--- Data for the task Enclosed Below ---

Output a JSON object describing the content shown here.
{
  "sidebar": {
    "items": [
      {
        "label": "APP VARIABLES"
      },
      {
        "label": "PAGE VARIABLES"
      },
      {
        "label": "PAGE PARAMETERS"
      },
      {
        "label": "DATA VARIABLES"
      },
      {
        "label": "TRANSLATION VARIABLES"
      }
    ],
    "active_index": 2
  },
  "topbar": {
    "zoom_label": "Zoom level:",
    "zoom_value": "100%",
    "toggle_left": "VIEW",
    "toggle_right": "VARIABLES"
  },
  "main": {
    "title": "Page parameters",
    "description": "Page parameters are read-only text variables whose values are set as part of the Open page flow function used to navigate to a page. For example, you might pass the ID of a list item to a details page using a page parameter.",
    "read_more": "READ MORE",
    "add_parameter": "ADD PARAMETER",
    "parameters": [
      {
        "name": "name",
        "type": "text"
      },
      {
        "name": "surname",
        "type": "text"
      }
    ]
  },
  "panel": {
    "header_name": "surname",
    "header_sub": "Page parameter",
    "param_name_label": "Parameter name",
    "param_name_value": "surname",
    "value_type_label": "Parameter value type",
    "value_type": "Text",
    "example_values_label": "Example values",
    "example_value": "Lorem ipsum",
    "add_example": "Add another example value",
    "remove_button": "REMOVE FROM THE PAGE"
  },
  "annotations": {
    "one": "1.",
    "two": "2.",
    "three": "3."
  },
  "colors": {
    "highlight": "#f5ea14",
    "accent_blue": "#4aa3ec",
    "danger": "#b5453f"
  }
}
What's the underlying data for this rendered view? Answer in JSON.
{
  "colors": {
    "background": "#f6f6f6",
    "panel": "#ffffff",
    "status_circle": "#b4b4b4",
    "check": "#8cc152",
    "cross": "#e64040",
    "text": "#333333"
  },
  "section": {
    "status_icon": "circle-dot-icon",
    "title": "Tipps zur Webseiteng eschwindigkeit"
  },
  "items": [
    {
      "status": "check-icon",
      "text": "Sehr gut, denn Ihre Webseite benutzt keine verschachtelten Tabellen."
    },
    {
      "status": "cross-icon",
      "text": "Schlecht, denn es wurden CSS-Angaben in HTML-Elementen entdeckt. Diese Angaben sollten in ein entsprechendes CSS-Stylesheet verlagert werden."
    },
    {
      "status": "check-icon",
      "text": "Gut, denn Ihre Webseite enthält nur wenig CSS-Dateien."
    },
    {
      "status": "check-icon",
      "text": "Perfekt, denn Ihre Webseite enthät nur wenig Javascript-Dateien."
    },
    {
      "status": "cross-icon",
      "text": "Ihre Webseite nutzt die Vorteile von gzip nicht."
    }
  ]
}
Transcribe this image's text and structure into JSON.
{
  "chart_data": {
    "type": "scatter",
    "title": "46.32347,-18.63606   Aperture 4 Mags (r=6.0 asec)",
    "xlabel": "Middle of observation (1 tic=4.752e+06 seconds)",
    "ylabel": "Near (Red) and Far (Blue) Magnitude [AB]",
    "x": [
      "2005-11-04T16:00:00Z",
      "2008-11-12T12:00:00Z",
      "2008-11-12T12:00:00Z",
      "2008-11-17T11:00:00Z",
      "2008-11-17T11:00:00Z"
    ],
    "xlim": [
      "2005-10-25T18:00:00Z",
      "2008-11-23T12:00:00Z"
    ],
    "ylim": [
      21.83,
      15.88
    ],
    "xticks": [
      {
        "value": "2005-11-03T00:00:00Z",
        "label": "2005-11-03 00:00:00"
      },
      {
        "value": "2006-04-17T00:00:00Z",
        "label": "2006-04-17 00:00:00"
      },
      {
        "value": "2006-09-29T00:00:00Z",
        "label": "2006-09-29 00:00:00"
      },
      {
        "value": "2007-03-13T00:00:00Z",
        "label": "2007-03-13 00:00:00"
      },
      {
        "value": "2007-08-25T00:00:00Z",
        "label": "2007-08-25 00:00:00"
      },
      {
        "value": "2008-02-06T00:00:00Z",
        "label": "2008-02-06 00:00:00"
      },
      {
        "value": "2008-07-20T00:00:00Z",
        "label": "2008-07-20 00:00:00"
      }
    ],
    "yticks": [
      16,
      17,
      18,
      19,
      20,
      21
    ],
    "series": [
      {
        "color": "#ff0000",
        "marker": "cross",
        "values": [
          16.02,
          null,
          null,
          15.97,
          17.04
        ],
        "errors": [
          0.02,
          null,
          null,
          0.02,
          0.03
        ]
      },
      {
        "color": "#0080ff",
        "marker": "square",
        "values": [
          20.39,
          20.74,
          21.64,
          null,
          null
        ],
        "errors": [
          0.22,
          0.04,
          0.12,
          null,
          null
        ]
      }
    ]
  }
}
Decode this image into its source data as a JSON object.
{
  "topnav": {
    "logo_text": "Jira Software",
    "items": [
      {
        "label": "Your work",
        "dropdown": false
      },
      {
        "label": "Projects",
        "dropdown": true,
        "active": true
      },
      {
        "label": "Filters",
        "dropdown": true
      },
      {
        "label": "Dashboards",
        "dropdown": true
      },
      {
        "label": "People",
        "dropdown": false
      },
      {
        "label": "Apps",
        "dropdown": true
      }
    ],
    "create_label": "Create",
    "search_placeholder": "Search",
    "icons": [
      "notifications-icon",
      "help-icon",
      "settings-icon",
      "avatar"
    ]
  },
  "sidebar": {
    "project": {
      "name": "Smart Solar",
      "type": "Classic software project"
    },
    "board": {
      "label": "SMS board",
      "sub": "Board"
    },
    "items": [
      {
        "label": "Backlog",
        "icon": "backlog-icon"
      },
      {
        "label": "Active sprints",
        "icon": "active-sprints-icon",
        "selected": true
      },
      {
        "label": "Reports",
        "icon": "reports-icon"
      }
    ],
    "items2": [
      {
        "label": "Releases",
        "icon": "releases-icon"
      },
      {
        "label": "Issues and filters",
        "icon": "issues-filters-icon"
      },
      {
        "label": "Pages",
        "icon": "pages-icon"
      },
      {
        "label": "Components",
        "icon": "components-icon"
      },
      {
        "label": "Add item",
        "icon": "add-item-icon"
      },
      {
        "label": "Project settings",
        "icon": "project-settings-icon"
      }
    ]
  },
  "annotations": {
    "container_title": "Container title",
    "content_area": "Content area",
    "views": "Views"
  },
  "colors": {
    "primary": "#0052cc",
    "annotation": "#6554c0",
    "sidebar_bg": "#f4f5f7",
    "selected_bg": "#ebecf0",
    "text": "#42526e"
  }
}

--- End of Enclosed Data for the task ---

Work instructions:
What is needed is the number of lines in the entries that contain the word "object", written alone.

Answer:
2